* [WHAT YOU NEED TO DO]:
Each line in these records that contains "true" counts once. Give the number only.

Items from a dataset

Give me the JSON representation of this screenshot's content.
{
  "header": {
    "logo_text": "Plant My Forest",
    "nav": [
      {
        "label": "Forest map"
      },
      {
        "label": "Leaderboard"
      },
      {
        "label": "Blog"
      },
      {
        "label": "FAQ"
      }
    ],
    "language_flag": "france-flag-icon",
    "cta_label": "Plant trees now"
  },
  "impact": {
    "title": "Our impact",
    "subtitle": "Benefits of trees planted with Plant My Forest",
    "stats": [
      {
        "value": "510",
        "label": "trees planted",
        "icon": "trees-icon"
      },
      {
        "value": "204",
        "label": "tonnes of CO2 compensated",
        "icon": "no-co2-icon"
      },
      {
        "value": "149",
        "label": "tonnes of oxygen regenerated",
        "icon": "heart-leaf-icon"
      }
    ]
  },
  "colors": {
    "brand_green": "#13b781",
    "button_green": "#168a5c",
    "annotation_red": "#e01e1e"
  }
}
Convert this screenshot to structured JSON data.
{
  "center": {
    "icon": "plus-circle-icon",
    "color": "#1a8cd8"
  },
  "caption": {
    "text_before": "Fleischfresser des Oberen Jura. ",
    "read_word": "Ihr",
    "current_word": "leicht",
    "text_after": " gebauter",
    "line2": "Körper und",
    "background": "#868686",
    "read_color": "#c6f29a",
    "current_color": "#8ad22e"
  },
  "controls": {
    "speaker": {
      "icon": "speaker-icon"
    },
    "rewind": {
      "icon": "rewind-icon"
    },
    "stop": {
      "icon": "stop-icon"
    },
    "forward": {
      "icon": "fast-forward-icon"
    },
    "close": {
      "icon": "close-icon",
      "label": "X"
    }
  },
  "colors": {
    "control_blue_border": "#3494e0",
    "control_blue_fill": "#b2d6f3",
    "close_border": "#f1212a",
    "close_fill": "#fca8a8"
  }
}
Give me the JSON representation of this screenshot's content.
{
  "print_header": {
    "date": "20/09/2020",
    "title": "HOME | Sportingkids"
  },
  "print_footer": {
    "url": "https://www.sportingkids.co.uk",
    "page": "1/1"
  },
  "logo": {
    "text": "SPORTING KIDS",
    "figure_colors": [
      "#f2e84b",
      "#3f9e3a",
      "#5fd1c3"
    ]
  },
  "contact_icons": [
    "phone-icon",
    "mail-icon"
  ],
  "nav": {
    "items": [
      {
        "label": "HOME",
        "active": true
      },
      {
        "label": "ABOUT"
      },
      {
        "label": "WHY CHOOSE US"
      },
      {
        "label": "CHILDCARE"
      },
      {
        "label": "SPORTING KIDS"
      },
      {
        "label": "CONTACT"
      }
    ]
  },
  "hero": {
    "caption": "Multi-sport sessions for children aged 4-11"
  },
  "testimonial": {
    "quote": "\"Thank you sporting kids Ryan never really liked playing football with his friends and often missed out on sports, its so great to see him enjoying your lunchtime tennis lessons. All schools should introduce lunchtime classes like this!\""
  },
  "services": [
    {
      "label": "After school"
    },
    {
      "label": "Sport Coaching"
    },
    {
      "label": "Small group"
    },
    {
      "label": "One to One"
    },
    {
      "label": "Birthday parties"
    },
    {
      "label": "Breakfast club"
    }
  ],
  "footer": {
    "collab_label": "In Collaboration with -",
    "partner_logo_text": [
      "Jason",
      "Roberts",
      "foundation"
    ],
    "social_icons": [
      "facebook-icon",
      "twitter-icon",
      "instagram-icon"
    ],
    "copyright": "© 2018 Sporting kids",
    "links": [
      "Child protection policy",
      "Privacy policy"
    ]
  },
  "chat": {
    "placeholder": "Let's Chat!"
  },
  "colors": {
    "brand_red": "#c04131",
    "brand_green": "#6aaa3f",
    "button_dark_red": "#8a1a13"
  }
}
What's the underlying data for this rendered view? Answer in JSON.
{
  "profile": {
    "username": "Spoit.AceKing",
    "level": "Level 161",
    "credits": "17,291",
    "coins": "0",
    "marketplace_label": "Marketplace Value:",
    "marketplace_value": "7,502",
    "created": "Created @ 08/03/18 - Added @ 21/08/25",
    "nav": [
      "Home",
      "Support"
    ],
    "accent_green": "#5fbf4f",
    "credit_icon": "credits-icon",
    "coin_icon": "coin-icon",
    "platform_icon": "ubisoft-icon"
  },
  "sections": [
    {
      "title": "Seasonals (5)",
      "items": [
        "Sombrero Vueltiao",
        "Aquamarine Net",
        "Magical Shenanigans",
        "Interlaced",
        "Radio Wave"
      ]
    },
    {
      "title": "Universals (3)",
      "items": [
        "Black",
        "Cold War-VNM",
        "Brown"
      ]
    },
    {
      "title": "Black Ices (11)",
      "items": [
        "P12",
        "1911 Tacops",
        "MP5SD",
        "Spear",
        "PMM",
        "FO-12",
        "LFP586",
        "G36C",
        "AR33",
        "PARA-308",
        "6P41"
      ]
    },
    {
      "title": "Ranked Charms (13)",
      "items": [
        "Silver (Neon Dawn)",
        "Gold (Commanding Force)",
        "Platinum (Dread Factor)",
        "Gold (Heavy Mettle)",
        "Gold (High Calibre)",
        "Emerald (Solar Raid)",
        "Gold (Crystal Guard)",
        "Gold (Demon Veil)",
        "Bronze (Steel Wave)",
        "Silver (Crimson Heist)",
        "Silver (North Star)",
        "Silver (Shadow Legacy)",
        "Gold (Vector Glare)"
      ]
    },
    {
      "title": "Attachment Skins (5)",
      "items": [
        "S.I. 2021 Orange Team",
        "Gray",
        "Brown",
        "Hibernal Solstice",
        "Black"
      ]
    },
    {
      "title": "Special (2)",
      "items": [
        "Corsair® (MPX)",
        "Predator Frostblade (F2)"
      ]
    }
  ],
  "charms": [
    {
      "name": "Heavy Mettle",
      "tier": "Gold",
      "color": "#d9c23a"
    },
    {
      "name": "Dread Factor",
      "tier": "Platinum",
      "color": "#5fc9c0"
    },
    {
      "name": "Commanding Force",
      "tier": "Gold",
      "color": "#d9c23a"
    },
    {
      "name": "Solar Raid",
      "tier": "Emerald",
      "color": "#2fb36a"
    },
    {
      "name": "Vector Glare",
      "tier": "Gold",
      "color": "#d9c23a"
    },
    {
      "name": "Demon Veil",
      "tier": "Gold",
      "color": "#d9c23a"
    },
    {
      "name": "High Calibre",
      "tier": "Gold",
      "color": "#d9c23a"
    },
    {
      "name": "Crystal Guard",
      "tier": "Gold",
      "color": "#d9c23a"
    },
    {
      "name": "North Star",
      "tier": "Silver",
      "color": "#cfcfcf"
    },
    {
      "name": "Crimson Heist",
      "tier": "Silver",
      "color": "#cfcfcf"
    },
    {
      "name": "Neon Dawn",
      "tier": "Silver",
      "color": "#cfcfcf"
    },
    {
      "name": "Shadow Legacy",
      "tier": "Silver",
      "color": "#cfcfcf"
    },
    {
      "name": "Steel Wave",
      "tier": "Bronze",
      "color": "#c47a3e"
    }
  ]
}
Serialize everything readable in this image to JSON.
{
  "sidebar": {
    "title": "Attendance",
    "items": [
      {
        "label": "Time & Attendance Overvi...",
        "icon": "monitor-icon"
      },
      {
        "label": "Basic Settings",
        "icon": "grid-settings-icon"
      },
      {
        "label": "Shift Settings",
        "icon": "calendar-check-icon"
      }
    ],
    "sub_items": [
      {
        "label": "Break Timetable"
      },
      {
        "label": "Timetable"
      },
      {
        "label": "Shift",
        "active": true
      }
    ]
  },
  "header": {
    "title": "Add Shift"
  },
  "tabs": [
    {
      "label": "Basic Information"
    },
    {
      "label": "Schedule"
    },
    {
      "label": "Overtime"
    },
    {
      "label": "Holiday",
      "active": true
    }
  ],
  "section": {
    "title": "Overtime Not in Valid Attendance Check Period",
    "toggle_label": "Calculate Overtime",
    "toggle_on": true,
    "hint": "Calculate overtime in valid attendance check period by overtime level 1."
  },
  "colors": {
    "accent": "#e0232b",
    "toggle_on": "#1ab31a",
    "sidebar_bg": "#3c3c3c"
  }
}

* [RESULT OF THE TASK]:
4